‘Pay It No Mind’ gives testament to the story of Marsha P. Johnson. The African American drag queen, who was an important figure in New York’s LGBT community. From the 60’s, until her tragic death in 1992, Marsha’s activism and colourful personality effected the lives of many people.
A free screening of the documentary was put on by University of Bristol’s Ethnic Minority Society. While free-bees appeal to free-loading students, the sentiment which shone through endorsed the message of giving. Marsha, would use her bottom-dollar to buy cookies, and distribute them to street kids and rough sleepers. She knew, when you have no material possessions, being given a cookie could make your day.
Amongst these acts of kindness, Marsha played an influential role in the Stonewall riots. Taking place in 1969 in New York, these demonstrations paved the way for the gay liberation movement of this decade and the next.

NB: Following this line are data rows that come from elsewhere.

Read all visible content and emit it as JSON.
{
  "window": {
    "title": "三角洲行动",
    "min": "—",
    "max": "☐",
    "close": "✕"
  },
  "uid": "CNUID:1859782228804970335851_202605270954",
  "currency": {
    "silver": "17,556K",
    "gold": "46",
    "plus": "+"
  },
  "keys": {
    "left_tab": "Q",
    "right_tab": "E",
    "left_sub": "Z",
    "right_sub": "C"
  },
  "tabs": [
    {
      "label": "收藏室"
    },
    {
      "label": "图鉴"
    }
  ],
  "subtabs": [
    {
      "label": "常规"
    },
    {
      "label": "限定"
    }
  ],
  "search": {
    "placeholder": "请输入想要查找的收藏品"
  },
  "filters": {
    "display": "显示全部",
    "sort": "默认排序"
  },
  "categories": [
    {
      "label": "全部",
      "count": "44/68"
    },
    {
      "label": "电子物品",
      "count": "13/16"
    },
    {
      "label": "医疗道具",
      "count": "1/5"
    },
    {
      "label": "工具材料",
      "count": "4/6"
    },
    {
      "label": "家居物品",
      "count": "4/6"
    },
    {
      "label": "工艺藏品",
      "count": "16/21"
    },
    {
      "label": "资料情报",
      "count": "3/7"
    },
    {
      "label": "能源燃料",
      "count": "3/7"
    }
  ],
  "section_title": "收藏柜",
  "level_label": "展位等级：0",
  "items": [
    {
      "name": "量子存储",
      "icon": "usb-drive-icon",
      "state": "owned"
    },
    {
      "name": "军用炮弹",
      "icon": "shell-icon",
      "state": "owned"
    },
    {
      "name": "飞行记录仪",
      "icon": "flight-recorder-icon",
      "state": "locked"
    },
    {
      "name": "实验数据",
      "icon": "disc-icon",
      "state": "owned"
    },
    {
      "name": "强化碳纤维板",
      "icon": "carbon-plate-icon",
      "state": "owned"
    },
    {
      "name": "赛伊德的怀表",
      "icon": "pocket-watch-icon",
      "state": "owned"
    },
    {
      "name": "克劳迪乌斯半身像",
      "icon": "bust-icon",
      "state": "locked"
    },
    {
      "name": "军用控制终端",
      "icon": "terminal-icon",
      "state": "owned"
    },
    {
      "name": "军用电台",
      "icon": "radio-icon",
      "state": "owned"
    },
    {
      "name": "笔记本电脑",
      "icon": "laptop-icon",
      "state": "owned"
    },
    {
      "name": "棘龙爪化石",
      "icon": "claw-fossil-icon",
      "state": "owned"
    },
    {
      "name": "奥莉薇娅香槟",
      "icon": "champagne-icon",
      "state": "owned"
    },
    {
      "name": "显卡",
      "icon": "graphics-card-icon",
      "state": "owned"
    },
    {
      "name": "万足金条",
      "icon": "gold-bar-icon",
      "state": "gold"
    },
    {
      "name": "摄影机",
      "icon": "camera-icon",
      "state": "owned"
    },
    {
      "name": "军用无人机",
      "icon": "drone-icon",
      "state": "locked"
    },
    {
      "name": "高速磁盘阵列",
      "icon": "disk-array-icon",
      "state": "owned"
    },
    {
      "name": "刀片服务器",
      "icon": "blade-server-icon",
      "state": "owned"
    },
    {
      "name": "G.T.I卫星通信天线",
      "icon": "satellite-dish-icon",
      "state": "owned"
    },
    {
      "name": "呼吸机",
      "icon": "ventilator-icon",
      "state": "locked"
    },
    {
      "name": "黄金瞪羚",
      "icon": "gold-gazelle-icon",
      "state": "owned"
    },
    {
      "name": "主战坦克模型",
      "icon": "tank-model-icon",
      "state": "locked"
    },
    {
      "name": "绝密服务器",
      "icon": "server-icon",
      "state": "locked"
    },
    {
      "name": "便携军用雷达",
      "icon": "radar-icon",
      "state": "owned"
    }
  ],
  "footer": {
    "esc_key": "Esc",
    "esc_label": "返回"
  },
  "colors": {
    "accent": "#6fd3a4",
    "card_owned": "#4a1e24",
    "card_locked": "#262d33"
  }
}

In the 70’s, Marsha and her friend Sylvia Rivera set up STAR, (Street Transvestite Action Revolutionaries) which later became a home for vulnerable members of the Lesbian, Gay and Transgender community in New York.
Her ability to disregard the hateful comments made about her Trans identity and race, coined her famous saying ‘Pay It No Mind’. Marsha fought for gay rights, from the marginalised position engendered by her race.
Reminding us of the importance of individual people within great social movements in history, Marsha is a valuable figure to remember during Black History Month.
Elena Angelides, Theatre Editor